Friedrich Schleiermacher saved religion from implausible and even dead doctrines, according to its cultured despisers, by an appeal to inner religious experience of the transcendent Whole or Independent. Such experience gives rise to linguistic expressions, as in doctrines. But as the language context changes with time and place, so must doctrines change, in the service of basic piety or religiousness.
Wayne Proudfoot challenges this on several counts. He agrees with postmodernists that language creates experience. Any religious experience is the product of culture and its language, not vice versa. Because cultures and languages vary, there is no universal human religious experience. Moreover, academic explanations of religion need not accept the believers' claims that there is a transcendent reality. Culture and language may produce experiences without a really existing object of such experience.
George Lindbeck saves religion from Proudfoot by accepting Proudfoot's postmodernist claim that language produces experience. Every language is the product of a community and is handed on through the community's tradition and forms of life. But this means there is no neutral place to stand to evaluate this or that community; there is only one's own community guiding one to certain ways of experiencing reality. This also means that the doctrines of any community can only be judged from within that community and its standards. From within the community, this "cultural-linguistic" way of life is fully legitimate and valid. While its doctrines are not the "objective" truth (though believers may think of them that way); they are guides to life, rules on how members of that community are to think and act.
George Steiner rejects a fully postmodernist interpretation of language in his Real Presences, and thereby saves the truth of at least a basic religious belief in a transcendent, a belief that can belong to humans in general not just to a given linguistic community. Language and experience interact, says Steiner. The deconstructionists are partly right about the endless flexibility of language and the worlds it guides us to see. Yet implicit in the long traditions of great art and literature there is a trust in meaning and meaningfulness which transcend and ground language and experience and creativity.
Karl Rahner agrees with Steiner that language shapes experience but that experience can also shape language. But Rahner burrows far deeper than Steiner's implicit trust in a vaguely identified transcendence. Rahner exposes the possibility of human self-recognition as the being intrinsically related to infinite mystery. Language, product of culture and history, is necessary to lead a person to become aware of self as this mode of experiencing. But this is then an experience of self as intrinsically open, free, responsible, living a relation to a mystery that exceeds all culture and language. Rahner allows us to get beyond thinking about thinking and talking about talking (159) to discover a positive relation to the holy mystery.
For the sake of brevity I have omitted aspects of the book, particularly Kelly's repeated use of the doctrine of the Trinity to show how doctrines are treated differently in the five different positions. But now a confession: I have also played a little loose with Kelly's presentation of the ideas of the five figures. Dissertation style, his prose is rather opaque, often repeating a dense abstraction rather than unpacking it in simpler and more concrete language.

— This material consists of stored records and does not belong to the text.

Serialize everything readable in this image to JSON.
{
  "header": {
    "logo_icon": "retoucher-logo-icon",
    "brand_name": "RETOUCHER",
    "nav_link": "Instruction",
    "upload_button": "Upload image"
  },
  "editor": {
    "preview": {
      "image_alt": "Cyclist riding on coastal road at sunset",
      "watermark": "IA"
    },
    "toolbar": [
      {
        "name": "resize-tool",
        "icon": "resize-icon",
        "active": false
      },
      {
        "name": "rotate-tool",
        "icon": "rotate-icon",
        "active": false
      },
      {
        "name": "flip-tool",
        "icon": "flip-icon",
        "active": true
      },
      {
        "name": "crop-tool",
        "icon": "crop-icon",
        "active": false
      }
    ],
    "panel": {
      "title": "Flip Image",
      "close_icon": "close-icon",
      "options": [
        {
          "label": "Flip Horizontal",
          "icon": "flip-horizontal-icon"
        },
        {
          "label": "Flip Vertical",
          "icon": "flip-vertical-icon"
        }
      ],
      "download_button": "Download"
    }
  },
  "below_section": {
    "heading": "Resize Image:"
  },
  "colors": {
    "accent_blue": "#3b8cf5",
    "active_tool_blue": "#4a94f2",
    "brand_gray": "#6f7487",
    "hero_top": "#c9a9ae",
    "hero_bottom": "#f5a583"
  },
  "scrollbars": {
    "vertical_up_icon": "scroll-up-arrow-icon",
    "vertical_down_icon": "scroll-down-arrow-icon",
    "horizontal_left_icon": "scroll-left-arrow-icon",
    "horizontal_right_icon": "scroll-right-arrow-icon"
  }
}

After several attempts to distinguish clearly between his reading of the five sources from my own, I succumbed and allowed my own sense of the five to take over, without always being sure when I was being unfaithful to Kelly's intent.
Nonetheless, the book nicely highlights limitations of postmodernist approaches, and it illustrates well significant differences and implications on the topics of religious experience, language, and doctrine. I found myself better able to articulate my own sense of the relation among these after studying Kelly's book. It also shows that Rahner's ideas can deal successfully with aspects of postmodern thought.